Risk warning: That is only one study. In general, past performance is not indicative of future results.

Aligned Incentives

Pietari invests the majority of his net worth in the strategy. This ensures that his interests are aligned with investors who copy the strategy.

“Funds with high-incentive contracts deliver higher risk-adjusted return, and the superior performance remains persistent. The top incentive quintile of funds outperforms the bottom quintile by 2.70% per year” Source

Risk warning: Pietari holds accounts with multiple brokers and may therefore have a conflict of interest when deciding which accounts he should trade in first.

Unconstrained Investments

The strategy has fewer constraints on its investments than traditional mutual funds.

The strategy portfolio can be invested in stocks, bonds or cash and these allocations can vary over time.

Compared to traditional mutual funds, the strategy also:

  • holds fewer securities
  • trades more
  • avoids following the index

Each of these points has been shown to be an important predictor of portfolio performance.

“We […] find that portfolio concentration is directly related to risk-adjusted returns for institutional investors worldwide” Source

“A one-standard-deviation increase in turnover is associated with a 0.65% per year increase in performance for the typical fund” Source

“We find that truly active funds significantly outperform closet indexers.
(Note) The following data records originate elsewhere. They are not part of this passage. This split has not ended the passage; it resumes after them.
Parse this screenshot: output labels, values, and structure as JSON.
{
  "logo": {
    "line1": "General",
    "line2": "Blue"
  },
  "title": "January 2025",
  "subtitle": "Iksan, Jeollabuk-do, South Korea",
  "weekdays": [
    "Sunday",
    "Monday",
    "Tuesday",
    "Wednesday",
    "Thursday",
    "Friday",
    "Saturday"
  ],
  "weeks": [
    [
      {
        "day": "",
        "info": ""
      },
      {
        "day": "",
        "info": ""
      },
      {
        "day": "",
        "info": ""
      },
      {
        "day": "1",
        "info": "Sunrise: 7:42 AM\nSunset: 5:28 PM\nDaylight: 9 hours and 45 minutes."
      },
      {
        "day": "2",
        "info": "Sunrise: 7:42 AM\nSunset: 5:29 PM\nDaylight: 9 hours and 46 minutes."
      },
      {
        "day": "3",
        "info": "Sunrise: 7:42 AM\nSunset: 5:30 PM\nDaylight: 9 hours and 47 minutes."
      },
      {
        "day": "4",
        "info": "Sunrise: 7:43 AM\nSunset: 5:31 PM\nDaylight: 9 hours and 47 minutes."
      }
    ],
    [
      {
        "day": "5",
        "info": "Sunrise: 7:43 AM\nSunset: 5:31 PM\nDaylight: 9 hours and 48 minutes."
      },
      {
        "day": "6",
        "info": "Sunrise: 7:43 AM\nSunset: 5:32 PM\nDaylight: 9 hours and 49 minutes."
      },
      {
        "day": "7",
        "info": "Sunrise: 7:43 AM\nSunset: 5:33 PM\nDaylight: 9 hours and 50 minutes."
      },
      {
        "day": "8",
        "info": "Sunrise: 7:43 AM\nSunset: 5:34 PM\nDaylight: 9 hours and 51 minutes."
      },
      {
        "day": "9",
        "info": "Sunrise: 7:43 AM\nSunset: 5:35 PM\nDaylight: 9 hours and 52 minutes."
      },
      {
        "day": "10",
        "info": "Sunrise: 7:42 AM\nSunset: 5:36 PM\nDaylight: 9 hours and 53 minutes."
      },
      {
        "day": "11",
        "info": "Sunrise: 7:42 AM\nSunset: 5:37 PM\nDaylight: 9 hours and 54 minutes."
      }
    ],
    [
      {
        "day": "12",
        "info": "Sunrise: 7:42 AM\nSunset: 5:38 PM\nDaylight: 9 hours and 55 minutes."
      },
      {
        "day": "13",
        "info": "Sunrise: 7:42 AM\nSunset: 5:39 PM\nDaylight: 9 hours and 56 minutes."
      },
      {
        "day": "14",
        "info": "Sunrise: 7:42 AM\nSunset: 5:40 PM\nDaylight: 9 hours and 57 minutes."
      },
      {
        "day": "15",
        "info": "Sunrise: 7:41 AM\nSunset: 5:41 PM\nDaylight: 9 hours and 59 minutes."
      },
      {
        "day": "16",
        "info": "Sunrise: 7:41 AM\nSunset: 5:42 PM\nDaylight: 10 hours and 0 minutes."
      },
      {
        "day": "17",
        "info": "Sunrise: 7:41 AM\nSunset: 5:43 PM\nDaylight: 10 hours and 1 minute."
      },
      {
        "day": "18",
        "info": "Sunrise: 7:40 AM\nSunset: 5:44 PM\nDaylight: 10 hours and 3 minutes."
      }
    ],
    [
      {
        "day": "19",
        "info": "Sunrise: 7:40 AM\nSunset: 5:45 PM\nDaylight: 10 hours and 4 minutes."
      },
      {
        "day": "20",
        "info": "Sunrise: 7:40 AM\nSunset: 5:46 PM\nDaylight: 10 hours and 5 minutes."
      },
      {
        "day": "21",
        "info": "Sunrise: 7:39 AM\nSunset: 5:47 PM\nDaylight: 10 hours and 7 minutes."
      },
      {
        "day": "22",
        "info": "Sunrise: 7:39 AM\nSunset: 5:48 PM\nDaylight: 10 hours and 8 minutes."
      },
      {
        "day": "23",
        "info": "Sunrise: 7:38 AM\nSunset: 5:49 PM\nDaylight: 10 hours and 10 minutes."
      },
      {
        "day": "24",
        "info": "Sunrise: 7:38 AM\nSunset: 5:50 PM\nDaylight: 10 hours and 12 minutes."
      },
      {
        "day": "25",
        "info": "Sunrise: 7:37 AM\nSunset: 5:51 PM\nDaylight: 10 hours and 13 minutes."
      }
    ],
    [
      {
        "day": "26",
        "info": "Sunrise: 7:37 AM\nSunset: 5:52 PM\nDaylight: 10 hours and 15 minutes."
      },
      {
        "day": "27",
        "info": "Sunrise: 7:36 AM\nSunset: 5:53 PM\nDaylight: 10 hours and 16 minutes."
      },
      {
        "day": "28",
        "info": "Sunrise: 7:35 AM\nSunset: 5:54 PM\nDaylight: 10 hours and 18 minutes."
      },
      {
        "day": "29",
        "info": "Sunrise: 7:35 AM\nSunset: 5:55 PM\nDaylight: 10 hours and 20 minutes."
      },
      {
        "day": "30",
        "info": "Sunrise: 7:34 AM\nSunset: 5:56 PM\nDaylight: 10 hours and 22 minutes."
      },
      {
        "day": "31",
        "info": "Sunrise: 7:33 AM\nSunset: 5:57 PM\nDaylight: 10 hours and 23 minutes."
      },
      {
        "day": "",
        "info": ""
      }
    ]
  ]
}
Further, we find that the truly active funds are able to outperform their benchmarks on average by 1.04% per year” Source

Risk warning: Concentrated portfolios with few positions can suffer large losses if bad news arrives about any of the companies in the portfolio.

Cheap Stocks in Cheap Sectors

The strategy invests in geographies and sectors where values have collapsed due to macroeconomic problems.

Within these geographies and sectors, the strategy overweights stocks that trade at low valuations on measures such as price-to-earnings or price-to-net asset value.

Every stock in the strategy portfolio must also be a good company, with no obvious red flags or long-term threats to its business model.

The aim of the strategy is to maximize returns, even if this means taking more risks than usual.

Risk warning: The strategy portfolio tends to be concentrated in risky stocks, which means that its losses in any market downturn will likely exceed those of the market index.